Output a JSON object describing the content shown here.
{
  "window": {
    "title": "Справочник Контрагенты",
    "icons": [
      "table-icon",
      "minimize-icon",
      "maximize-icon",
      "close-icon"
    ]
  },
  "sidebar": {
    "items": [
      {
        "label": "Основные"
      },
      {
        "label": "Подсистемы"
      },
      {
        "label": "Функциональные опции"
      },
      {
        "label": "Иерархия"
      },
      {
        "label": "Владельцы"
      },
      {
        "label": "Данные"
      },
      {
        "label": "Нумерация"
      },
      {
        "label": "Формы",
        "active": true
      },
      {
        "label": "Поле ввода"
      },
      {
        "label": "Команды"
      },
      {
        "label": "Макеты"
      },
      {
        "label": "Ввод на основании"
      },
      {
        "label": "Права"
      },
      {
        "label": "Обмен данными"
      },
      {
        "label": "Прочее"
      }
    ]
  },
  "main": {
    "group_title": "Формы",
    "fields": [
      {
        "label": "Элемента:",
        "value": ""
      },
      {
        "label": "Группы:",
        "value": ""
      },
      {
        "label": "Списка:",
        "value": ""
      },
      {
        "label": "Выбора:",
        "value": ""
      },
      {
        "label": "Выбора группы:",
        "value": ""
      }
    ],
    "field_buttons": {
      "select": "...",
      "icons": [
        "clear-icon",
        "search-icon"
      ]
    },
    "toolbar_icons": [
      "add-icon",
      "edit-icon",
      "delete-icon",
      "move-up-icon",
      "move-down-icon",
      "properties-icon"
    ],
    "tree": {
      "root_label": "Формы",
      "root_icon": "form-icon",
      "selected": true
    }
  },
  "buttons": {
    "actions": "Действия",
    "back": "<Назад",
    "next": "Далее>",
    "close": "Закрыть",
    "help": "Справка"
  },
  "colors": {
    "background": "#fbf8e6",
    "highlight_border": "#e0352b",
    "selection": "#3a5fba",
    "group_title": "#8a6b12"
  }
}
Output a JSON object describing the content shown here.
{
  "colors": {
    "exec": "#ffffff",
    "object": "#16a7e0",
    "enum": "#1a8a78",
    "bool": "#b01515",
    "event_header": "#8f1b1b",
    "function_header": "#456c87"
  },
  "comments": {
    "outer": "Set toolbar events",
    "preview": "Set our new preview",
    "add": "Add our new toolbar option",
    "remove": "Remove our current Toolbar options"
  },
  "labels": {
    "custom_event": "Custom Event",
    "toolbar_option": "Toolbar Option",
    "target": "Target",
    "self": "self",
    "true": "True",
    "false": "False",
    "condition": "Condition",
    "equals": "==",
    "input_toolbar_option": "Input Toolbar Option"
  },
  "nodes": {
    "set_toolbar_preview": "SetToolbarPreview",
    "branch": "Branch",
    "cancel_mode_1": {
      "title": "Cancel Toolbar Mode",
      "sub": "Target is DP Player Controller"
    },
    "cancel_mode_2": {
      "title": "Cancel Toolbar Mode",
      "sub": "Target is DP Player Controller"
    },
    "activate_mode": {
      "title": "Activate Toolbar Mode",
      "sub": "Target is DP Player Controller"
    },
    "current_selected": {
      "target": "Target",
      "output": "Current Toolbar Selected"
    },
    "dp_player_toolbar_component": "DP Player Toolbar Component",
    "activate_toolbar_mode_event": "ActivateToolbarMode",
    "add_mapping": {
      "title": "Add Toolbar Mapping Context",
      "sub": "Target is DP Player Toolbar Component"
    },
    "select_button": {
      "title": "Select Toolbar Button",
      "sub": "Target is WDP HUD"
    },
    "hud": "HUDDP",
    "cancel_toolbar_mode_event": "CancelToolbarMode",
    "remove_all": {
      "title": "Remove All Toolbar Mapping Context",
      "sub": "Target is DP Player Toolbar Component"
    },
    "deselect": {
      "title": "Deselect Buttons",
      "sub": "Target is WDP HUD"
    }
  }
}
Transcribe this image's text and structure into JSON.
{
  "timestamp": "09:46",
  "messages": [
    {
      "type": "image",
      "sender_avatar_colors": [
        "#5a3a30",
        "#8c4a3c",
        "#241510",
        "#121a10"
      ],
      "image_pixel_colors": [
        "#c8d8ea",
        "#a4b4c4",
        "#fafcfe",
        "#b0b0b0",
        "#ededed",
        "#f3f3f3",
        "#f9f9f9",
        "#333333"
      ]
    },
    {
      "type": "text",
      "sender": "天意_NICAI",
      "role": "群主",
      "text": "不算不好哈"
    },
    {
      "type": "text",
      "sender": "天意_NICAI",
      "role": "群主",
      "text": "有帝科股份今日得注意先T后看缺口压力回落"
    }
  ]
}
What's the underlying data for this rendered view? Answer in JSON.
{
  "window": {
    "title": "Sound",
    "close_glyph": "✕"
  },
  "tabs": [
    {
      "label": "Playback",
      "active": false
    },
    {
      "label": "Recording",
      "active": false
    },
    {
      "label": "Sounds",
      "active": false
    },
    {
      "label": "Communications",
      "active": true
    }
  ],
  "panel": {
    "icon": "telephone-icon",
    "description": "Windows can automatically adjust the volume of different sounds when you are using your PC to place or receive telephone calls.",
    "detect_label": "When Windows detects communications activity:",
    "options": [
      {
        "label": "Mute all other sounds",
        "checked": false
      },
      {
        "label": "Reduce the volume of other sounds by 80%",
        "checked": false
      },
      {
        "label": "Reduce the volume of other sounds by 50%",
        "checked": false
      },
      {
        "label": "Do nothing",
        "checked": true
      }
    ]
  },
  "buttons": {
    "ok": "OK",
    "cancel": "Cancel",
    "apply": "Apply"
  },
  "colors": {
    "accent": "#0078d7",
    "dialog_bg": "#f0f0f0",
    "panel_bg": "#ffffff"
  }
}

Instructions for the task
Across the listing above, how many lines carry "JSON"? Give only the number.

Task output
4